====== Given data ======
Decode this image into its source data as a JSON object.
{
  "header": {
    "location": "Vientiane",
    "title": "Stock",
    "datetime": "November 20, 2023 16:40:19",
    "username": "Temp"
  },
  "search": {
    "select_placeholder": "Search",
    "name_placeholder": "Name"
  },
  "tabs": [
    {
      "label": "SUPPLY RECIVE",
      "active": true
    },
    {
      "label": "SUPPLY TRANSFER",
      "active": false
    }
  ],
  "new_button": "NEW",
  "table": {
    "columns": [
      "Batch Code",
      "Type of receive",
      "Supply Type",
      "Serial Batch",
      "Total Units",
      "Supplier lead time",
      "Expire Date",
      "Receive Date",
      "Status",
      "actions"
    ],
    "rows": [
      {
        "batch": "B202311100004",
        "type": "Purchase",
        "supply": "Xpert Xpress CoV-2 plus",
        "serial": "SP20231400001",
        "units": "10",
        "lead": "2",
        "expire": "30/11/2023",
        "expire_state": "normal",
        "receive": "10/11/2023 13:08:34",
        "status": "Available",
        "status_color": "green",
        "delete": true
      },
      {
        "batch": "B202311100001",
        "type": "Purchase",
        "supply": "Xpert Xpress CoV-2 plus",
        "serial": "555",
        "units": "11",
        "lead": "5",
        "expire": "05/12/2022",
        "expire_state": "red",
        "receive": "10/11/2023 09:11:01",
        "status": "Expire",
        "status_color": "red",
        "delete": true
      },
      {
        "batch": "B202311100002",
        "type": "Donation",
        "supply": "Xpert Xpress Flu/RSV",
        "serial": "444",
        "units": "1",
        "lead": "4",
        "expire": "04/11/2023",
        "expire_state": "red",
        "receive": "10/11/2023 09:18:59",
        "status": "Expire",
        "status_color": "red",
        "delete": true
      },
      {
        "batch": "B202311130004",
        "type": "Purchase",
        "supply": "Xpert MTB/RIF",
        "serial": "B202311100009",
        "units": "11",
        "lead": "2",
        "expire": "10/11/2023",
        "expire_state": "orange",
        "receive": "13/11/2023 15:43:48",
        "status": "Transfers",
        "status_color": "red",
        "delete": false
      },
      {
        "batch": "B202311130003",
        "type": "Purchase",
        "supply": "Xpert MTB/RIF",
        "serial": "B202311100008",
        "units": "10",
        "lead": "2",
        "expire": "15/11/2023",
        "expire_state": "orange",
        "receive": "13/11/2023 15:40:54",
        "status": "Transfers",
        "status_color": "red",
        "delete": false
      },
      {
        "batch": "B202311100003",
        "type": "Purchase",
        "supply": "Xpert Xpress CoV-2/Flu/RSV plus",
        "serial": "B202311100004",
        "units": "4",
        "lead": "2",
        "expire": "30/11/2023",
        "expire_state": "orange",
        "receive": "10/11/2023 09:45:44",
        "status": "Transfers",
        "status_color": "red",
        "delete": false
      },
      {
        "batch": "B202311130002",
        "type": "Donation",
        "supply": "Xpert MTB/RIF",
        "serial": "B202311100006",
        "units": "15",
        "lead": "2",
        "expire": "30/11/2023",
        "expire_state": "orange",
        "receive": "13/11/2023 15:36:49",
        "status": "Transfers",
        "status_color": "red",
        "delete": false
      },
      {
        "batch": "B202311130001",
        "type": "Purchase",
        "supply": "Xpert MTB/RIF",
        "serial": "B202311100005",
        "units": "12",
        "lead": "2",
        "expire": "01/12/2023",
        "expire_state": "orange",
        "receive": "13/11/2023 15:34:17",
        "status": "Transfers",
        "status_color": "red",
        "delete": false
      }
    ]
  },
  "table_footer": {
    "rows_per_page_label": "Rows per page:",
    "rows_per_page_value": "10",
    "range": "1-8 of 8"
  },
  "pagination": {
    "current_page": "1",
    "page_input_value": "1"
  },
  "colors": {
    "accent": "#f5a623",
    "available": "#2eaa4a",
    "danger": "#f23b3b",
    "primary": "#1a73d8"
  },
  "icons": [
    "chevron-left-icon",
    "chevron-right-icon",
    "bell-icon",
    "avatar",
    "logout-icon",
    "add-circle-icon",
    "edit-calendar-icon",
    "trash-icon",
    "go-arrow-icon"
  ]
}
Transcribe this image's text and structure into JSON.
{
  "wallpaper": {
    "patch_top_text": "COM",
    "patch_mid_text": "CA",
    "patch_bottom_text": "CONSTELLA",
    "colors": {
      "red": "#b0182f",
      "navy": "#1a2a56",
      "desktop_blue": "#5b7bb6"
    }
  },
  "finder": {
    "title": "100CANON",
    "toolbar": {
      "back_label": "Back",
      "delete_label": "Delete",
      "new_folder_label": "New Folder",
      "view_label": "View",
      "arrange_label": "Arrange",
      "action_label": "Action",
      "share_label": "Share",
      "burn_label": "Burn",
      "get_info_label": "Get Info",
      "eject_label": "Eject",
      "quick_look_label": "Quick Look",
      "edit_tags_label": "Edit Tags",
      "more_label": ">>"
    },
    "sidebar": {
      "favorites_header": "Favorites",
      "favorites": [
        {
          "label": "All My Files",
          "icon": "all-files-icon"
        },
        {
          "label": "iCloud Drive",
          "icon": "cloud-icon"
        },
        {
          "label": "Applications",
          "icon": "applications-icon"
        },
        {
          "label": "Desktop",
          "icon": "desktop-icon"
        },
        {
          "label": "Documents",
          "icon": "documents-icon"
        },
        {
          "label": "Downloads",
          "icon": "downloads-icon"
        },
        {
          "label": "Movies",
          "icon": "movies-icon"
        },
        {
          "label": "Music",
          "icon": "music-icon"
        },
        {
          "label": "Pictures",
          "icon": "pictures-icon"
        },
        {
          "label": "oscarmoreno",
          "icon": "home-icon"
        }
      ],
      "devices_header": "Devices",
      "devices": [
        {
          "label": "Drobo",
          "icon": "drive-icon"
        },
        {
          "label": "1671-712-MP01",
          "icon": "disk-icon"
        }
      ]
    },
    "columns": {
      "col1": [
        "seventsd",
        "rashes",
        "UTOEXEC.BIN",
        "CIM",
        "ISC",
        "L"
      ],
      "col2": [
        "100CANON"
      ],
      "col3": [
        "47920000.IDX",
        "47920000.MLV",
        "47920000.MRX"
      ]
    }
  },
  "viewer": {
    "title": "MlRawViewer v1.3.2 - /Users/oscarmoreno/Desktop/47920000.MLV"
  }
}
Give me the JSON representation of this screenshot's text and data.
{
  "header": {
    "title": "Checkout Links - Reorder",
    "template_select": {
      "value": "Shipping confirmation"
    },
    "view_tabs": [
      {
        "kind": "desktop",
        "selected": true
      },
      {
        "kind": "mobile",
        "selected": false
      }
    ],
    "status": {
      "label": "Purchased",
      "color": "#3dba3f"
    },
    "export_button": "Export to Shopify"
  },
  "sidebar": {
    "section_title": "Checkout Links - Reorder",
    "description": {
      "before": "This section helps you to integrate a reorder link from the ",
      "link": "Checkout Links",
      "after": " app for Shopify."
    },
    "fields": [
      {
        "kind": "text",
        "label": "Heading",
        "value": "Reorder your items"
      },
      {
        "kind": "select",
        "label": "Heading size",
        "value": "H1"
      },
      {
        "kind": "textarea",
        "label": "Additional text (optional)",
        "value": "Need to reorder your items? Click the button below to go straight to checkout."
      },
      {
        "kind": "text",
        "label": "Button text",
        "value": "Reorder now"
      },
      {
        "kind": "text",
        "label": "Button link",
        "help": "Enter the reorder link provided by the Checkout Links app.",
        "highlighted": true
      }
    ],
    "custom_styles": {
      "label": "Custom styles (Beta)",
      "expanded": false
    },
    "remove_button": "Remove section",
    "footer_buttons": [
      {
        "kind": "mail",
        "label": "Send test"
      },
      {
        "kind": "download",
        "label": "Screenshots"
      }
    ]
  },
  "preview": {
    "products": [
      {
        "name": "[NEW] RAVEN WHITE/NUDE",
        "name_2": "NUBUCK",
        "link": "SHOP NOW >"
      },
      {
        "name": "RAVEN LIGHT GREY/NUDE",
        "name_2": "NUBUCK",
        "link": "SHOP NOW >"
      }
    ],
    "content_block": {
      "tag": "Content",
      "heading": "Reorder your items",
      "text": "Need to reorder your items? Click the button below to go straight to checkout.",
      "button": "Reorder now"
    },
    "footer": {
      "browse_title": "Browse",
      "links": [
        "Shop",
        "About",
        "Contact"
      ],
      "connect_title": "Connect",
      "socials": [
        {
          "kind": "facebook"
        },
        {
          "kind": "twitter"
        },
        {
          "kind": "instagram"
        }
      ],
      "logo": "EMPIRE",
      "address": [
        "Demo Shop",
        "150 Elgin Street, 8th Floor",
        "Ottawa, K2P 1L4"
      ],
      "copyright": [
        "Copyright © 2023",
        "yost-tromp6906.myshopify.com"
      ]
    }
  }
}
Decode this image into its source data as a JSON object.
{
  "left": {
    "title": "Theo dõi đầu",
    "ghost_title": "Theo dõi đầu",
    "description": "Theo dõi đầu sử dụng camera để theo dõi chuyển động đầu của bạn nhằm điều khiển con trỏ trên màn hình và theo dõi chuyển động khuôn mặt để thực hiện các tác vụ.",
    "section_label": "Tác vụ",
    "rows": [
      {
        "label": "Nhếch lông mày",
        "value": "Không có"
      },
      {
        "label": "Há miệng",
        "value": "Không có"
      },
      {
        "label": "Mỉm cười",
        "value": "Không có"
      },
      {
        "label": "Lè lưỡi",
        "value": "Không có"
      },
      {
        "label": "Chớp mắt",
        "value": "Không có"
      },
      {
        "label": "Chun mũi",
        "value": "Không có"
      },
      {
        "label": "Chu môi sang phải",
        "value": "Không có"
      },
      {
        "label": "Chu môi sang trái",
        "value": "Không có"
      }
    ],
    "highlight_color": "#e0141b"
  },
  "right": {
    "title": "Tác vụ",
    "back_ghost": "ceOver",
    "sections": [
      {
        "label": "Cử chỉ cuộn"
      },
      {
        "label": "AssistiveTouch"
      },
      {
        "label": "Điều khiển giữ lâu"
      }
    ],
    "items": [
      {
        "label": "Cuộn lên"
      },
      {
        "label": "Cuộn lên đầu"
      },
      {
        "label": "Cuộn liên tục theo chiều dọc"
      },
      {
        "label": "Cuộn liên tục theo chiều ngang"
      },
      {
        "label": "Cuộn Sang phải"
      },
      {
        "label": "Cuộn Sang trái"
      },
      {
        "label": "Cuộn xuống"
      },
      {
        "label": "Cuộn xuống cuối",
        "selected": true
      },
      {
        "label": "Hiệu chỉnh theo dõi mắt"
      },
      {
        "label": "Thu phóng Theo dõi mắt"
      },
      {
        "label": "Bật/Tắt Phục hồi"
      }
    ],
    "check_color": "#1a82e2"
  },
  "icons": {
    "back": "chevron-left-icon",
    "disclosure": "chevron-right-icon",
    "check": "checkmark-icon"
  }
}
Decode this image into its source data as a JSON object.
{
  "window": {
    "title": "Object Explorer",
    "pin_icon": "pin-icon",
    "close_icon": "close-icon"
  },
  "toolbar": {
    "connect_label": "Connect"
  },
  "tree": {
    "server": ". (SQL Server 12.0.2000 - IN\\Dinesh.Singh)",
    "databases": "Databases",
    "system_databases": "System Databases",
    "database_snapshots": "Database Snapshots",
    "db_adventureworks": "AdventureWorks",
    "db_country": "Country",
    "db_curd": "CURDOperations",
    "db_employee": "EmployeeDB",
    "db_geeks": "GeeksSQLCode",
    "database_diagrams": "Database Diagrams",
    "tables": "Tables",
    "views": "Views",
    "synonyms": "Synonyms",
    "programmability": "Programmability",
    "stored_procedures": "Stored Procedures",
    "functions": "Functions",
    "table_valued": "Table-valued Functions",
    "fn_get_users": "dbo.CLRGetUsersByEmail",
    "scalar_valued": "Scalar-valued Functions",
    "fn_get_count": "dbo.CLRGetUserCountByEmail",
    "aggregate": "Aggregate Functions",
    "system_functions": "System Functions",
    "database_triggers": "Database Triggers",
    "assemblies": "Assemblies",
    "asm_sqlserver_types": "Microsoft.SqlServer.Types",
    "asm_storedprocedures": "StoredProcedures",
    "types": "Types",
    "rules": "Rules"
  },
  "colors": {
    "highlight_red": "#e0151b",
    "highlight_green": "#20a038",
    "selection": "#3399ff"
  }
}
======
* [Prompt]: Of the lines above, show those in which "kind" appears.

* [Task answer]:
        "kind": "desktop",
        "kind": "mobile",
        "kind": "text",
        "kind": "select",
        "kind": "textarea",
        "kind": "text",
        "kind": "text",
        "kind": "mail",
        "kind": "download",
          "kind": "facebook"
          "kind": "twitter"
          "kind": "instagram"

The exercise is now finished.